And if the party did win the next election, of course, that could mean a further nine years of Labour government.
For in spite of all the trials and tribulations and the prospect of a real drubbing in the local elections on Thursday the betting markets, at least, think that Labour will still come out as top party next time.
The stark electoral fact is that although recent surveys have put the Tories back in front again the party needs a vote margin substantially bigger than the latest maximum of 3% even to come out as top party in terms of seats.
For we have yet to reach the stage where the public mood switches to “it’s time for change”. I think the last week might have brought us a little bit closer as Labour’s reputation as a “good manager” starts to tumble but there’s no overwhelming desire for the Tories.

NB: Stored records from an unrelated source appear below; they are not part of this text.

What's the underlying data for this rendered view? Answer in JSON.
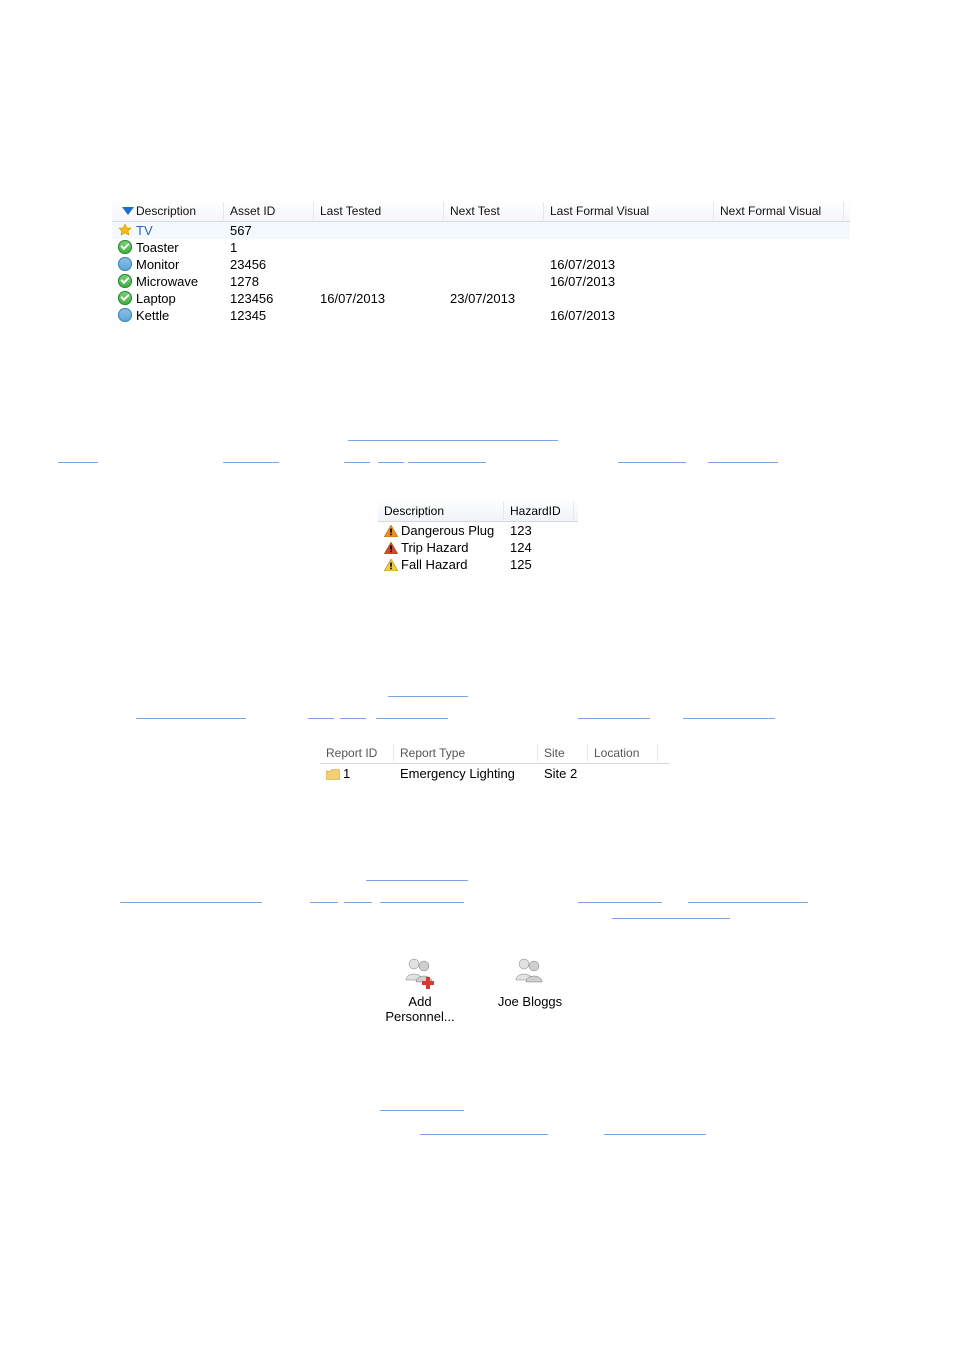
{
  "assets": {
    "headers": {
      "description": "Description",
      "asset_id": "Asset ID",
      "last_tested": "Last Tested",
      "next_test": "Next Test",
      "last_formal_visual": "Last Formal Visual",
      "next_formal_visual": "Next Formal Visual"
    },
    "rows": [
      {
        "icon": "star",
        "description": "TV",
        "asset_id": "567",
        "last_tested": "",
        "next_test": "",
        "last_formal_visual": "",
        "next_formal_visual": "",
        "selected": true
      },
      {
        "icon": "pass",
        "description": "Toaster",
        "asset_id": "1",
        "last_tested": "",
        "next_test": "",
        "last_formal_visual": "",
        "next_formal_visual": ""
      },
      {
        "icon": "blue",
        "description": "Monitor",
        "asset_id": "23456",
        "last_tested": "",
        "next_test": "",
        "last_formal_visual": "16/07/2013",
        "next_formal_visual": ""
      },
      {
        "icon": "pass",
        "description": "Microwave",
        "asset_id": "1278",
        "last_tested": "",
        "next_test": "",
        "last_formal_visual": "16/07/2013",
        "next_formal_visual": ""
      },
      {
        "icon": "pass",
        "description": "Laptop",
        "asset_id": "123456",
        "last_tested": "16/07/2013",
        "next_test": "23/07/2013",
        "last_formal_visual": "",
        "next_formal_visual": ""
      },
      {
        "icon": "blue",
        "description": "Kettle",
        "asset_id": "12345",
        "last_tested": "",
        "next_test": "",
        "last_formal_visual": "16/07/2013",
        "next_formal_visual": ""
      }
    ]
  },
  "hazards": {
    "headers": {
      "description": "Description",
      "hazard_id": "HazardID"
    },
    "rows": [
      {
        "color": "orange",
        "description": "Dangerous Plug",
        "hazard_id": "123"
      },
      {
        "color": "red",
        "description": "Trip Hazard",
        "hazard_id": "124"
      },
      {
        "color": "yellow",
        "description": "Fall Hazard",
        "hazard_id": "125"
      }
    ]
  },
  "reports": {
    "headers": {
      "report_id": "Report ID",
      "report_type": "Report Type",
      "site": "Site",
      "location": "Location"
    },
    "rows": [
      {
        "report_id": "1",
        "report_type": "Emergency Lighting",
        "site": "Site 2",
        "location": ""
      }
    ]
  },
  "personnel": {
    "add_label": "Add Personnel...",
    "person_label": "Joe Bloggs"
  }
}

The conventional wisdom is that it was the forced departure of the UK pound from the ERM in September 1992 that was the breaking point for the Tory government. Looking back that might have been the case but it took another five months before Labour began securing significant poll leads. In fact the Tories were ahead with ICM in January 1993.
Maybe the cumulative effect of the events of Spring 2006 could start to be seen in the summer. Possibly? Possibly not?
What Cameron and Campbell have got to do is to make their parties as attractive propositions as possible so they are in a good position to move forward if and when the public mood changes. The old adage that governments lose elections rather than oppositions win them very much applies.
In terms of general election betting I’m waiting until I see a discernible trend.